START Data excerpts

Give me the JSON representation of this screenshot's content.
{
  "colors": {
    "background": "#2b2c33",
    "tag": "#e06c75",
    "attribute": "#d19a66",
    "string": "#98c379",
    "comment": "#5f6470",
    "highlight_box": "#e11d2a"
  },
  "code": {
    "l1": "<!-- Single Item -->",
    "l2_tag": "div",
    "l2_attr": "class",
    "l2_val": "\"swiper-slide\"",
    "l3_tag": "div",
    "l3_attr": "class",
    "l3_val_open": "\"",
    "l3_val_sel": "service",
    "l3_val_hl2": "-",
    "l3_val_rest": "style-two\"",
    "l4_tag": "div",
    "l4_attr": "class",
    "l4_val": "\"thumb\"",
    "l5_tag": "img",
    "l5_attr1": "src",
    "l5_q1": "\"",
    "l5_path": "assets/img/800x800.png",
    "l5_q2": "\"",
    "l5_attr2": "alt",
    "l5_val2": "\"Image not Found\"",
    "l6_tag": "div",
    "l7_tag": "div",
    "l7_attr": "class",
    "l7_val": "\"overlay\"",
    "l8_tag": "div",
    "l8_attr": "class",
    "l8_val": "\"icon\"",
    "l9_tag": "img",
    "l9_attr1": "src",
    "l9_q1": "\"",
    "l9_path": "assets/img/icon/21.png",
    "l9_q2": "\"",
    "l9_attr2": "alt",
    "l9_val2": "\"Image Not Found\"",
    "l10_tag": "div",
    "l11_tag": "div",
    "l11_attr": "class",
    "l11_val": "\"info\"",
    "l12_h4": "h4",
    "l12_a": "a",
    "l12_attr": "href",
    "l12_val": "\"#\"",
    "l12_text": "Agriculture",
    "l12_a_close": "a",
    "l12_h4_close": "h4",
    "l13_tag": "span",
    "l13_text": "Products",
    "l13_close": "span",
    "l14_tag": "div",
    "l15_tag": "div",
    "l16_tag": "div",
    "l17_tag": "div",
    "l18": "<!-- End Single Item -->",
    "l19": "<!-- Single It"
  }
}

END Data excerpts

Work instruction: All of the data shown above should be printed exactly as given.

Solution to this problem:
Give me the JSON representation of this screenshot's content.
{
  "colors": {
    "background": "#2b2c33",
    "tag": "#e06c75",
    "attribute": "#d19a66",
    "string": "#98c379",
    "comment": "#5f6470",
    "highlight_box": "#e11d2a"
  },
  "code": {
    "l1": "<!-- Single Item -->",
    "l2_tag": "div",
    "l2_attr": "class",
    "l2_val": "\"swiper-slide\"",
    "l3_tag": "div",
    "l3_attr": "class",
    "l3_val_open": "\"",
    "l3_val_sel": "service",
    "l3_val_hl2": "-",
    "l3_val_rest": "style-two\"",
    "l4_tag": "div",
    "l4_attr": "class",
    "l4_val": "\"thumb\"",
    "l5_tag": "img",
    "l5_attr1": "src",
    "l5_q1": "\"",
    "l5_path": "assets/img/800x800.png",
    "l5_q2": "\"",
    "l5_attr2": "alt",
    "l5_val2": "\"Image not Found\"",
    "l6_tag": "div",
    "l7_tag": "div",
    "l7_attr": "class",
    "l7_val": "\"overlay\"",
    "l8_tag": "div",
    "l8_attr": "class",
    "l8_val": "\"icon\"",
    "l9_tag": "img",
    "l9_attr1": "src",
    "l9_q1": "\"",
    "l9_path": "assets/img/icon/21.png",
    "l9_q2": "\"",
    "l9_attr2": "alt",
    "l9_val2": "\"Image Not Found\"",
    "l10_tag": "div",
    "l11_tag": "div",
    "l11_attr": "class",
    "l11_val": "\"info\"",
    "l12_h4": "h4",
    "l12_a": "a",
    "l12_attr": "href",
    "l12_val": "\"#\"",
    "l12_text": "Agriculture",
    "l12_a_close": "a",
    "l12_h4_close": "h4",
    "l13_tag": "span",
    "l13_text": "Products",
    "l13_close": "span",
    "l14_tag": "div",
    "l15_tag": "div",
    "l16_tag": "div",
    "l17_tag": "div",
    "l18": "<!-- End Single Item -->",
    "l19": "<!-- Single It"
  }
}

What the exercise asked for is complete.